* _Work task_
Your answer should be the records again, unchanged in wording and free of images.

══ Provided data

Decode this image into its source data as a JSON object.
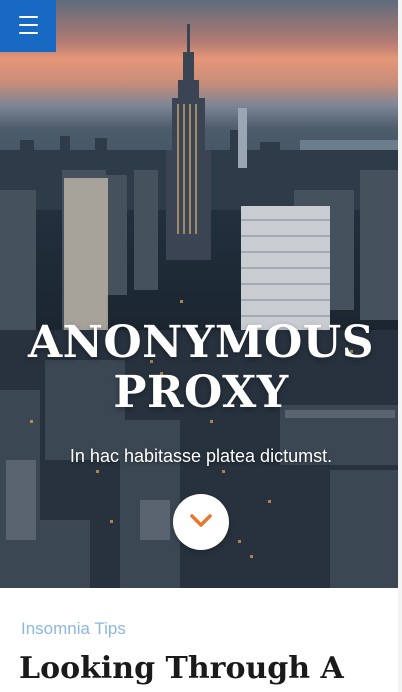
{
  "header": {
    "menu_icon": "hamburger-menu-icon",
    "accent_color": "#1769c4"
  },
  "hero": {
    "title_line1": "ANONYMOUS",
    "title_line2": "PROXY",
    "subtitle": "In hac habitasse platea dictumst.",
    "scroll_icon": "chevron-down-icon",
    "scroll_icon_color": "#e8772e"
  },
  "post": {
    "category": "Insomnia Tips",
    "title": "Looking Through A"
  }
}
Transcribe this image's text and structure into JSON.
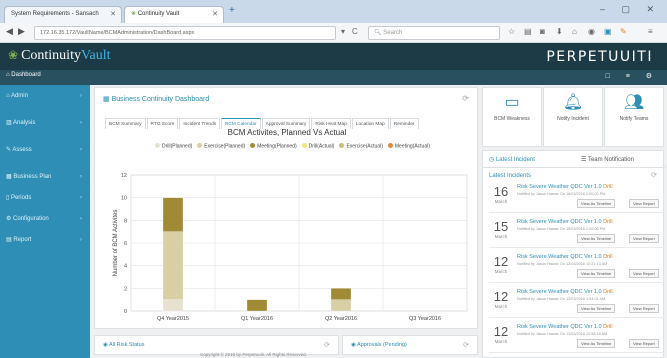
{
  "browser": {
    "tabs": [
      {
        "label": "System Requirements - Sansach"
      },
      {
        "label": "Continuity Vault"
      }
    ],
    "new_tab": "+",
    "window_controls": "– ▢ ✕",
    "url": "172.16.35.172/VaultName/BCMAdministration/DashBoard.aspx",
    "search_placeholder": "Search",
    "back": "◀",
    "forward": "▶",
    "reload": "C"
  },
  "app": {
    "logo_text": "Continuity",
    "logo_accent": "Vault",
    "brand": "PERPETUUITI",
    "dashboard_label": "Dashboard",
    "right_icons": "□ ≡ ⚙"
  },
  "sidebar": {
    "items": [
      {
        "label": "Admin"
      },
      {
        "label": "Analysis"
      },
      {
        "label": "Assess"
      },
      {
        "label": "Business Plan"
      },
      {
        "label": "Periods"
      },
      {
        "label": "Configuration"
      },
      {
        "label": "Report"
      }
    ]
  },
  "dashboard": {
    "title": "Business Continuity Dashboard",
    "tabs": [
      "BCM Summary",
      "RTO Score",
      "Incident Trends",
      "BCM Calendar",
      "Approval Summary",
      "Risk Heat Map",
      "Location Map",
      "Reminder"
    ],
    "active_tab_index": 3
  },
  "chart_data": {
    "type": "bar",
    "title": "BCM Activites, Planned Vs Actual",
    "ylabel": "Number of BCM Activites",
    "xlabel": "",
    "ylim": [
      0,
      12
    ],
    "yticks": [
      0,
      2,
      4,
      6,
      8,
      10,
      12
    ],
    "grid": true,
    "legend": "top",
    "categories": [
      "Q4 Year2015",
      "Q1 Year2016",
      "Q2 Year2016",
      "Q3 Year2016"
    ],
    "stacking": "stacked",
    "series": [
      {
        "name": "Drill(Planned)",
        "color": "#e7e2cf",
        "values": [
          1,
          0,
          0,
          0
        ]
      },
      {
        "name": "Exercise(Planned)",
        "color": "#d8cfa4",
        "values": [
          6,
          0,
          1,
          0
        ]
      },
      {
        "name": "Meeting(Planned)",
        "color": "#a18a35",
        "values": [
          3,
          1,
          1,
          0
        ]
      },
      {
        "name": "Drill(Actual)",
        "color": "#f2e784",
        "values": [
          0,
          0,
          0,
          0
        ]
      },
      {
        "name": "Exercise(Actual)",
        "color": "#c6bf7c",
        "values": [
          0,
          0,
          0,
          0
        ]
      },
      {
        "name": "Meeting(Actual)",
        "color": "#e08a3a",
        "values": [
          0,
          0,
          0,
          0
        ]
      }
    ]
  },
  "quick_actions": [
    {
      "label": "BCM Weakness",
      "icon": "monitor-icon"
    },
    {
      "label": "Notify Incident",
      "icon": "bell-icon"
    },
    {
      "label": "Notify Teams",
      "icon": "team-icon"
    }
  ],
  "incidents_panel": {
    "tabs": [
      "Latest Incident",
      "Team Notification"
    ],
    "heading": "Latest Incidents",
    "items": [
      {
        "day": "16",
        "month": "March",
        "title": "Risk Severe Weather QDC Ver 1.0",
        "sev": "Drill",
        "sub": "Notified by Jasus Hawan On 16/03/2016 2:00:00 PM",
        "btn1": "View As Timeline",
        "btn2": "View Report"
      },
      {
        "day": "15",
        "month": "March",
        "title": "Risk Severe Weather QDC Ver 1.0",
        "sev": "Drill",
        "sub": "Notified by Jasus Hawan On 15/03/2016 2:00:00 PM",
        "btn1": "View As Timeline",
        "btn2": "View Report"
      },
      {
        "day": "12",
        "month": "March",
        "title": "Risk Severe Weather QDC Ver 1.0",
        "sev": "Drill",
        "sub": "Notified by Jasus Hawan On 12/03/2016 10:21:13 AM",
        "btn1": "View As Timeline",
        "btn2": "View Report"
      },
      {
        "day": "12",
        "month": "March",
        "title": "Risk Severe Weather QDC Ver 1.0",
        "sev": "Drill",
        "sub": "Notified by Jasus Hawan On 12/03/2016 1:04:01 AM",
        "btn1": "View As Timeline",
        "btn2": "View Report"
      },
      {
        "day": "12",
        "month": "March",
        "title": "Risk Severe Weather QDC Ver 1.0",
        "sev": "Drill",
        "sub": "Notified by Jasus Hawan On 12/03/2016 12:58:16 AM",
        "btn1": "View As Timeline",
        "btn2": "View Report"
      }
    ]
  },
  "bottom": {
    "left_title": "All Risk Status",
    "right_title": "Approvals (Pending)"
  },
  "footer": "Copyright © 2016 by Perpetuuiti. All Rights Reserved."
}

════

* _Solution to this exercise_
Decode this image into its source data as a JSON object.
{
  "header": {
    "menu_icon": "hamburger-menu-icon",
    "accent_color": "#1769c4"
  },
  "hero": {
    "title_line1": "ANONYMOUS",
    "title_line2": "PROXY",
    "subtitle": "In hac habitasse platea dictumst.",
    "scroll_icon": "chevron-down-icon",
    "scroll_icon_color": "#e8772e"
  },
  "post": {
    "category": "Insomnia Tips",
    "title": "Looking Through A"
  }
}
Transcribe this image's text and structure into JSON.
{
  "browser": {
    "tabs": [
      {
        "label": "System Requirements - Sansach"
      },
      {
        "label": "Continuity Vault"
      }
    ],
    "new_tab": "+",
    "window_controls": "– ▢ ✕",
    "url": "172.16.35.172/VaultName/BCMAdministration/DashBoard.aspx",
    "search_placeholder": "Search",
    "back": "◀",
    "forward": "▶",
    "reload": "C"
  },
  "app": {
    "logo_text": "Continuity",
    "logo_accent": "Vault",
    "brand": "PERPETUUITI",
    "dashboard_label": "Dashboard",
    "right_icons": "□ ≡ ⚙"
  },
  "sidebar": {
    "items": [
      {
        "label": "Admin"
      },
      {
        "label": "Analysis"
      },
      {
        "label": "Assess"
      },
      {
        "label": "Business Plan"
      },
      {
        "label": "Periods"
      },
      {
        "label": "Configuration"
      },
      {
        "label": "Report"
      }
    ]
  },
  "dashboard": {
    "title": "Business Continuity Dashboard",
    "tabs": [
      "BCM Summary",
      "RTO Score",
      "Incident Trends",
      "BCM Calendar",
      "Approval Summary",
      "Risk Heat Map",
      "Location Map",
      "Reminder"
    ],
    "active_tab_index": 3
  },
  "chart_data": {
    "type": "bar",
    "title": "BCM Activites, Planned Vs Actual",
    "ylabel": "Number of BCM Activites",
    "xlabel": "",
    "ylim": [
      0,
      12
    ],
    "yticks": [
      0,
      2,
      4,
      6,
      8,
      10,
      12
    ],
    "grid": true,
    "legend": "top",
    "categories": [
      "Q4 Year2015",
      "Q1 Year2016",
      "Q2 Year2016",
      "Q3 Year2016"
    ],
    "stacking": "stacked",
    "series": [
      {
        "name": "Drill(Planned)",
        "color": "#e7e2cf",
        "values": [
          1,
          0,
          0,
          0
        ]
      },
      {
        "name": "Exercise(Planned)",
        "color": "#d8cfa4",
        "values": [
          6,
          0,
          1,
          0
        ]
      },
      {
        "name": "Meeting(Planned)",
        "color": "#a18a35",
        "values": [
          3,
          1,
          1,
          0
        ]
      },
      {
        "name": "Drill(Actual)",
        "color": "#f2e784",
        "values": [
          0,
          0,
          0,
          0
        ]
      },
      {
        "name": "Exercise(Actual)",
        "color": "#c6bf7c",
        "values": [
          0,
          0,
          0,
          0
        ]
      },
      {
        "name": "Meeting(Actual)",
        "color": "#e08a3a",
        "values": [
          0,
          0,
          0,
          0
        ]
      }
    ]
  },
  "quick_actions": [
    {
      "label": "BCM Weakness",
      "icon": "monitor-icon"
    },
    {
      "label": "Notify Incident",
      "icon": "bell-icon"
    },
    {
      "label": "Notify Teams",
      "icon": "team-icon"
    }
  ],
  "incidents_panel": {
    "tabs": [
      "Latest Incident",
      "Team Notification"
    ],
    "heading": "Latest Incidents",
    "items": [
      {
        "day": "16",
        "month": "March",
        "title": "Risk Severe Weather QDC Ver 1.0",
        "sev": "Drill",
        "sub": "Notified by Jasus Hawan On 16/03/2016 2:00:00 PM",
        "btn1": "View As Timeline",
        "btn2": "View Report"
      },
      {
        "day": "15",
        "month": "March",
        "title": "Risk Severe Weather QDC Ver 1.0",
        "sev": "Drill",
        "sub": "Notified by Jasus Hawan On 15/03/2016 2:00:00 PM",
        "btn1": "View As Timeline",
        "btn2": "View Report"
      },
      {
        "day": "12",
        "month": "March",
        "title": "Risk Severe Weather QDC Ver 1.0",
        "sev": "Drill",
        "sub": "Notified by Jasus Hawan On 12/03/2016 10:21:13 AM",
        "btn1": "View As Timeline",
        "btn2": "View Report"
      },
      {
        "day": "12",
        "month": "March",
        "title": "Risk Severe Weather QDC Ver 1.0",
        "sev": "Drill",
        "sub": "Notified by Jasus Hawan On 12/03/2016 1:04:01 AM",
        "btn1": "View As Timeline",
        "btn2": "View Report"
      },
      {
        "day": "12",
        "month": "March",
        "title": "Risk Severe Weather QDC Ver 1.0",
        "sev": "Drill",
        "sub": "Notified by Jasus Hawan On 12/03/2016 12:58:16 AM",
        "btn1": "View As Timeline",
        "btn2": "View Report"
      }
    ]
  },
  "bottom": {
    "left_title": "All Risk Status",
    "right_title": "Approvals (Pending)"
  },
  "footer": "Copyright © 2016 by Perpetuuiti. All Rights Reserved."
}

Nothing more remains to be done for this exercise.